* **EXERCISE BRIEF**
The answer must be every line of the records below that contains the word "icon".

Dataset rows for apps and sites:
◇ ◇ ◇ ◇ ◇ ◇ ◇
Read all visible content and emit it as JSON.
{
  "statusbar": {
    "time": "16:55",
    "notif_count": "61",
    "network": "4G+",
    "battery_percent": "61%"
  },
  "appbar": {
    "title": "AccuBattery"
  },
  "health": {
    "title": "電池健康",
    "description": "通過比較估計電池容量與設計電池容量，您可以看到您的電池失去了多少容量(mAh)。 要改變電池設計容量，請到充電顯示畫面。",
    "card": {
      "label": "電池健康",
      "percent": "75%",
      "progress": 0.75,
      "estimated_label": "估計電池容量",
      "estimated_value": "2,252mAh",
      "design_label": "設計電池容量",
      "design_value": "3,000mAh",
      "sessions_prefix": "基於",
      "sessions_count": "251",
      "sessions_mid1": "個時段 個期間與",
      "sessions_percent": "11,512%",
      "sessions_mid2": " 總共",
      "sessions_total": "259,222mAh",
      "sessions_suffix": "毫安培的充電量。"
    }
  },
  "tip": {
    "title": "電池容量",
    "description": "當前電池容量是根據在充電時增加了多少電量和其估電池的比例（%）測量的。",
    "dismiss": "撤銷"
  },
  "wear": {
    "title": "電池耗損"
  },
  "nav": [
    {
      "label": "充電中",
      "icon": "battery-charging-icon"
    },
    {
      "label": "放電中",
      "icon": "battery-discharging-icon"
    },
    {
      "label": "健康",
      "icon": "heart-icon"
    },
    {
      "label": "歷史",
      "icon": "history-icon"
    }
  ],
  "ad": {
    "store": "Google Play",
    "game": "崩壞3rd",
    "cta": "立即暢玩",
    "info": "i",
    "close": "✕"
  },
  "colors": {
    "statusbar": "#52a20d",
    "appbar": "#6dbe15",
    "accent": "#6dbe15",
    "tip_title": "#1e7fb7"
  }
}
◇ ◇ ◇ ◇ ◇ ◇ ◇
* **ANSWER FOR THIS EXERCISE**
      "icon": "battery-charging-icon"
      "icon": "battery-discharging-icon"
      "icon": "heart-icon"
      "icon": "history-icon"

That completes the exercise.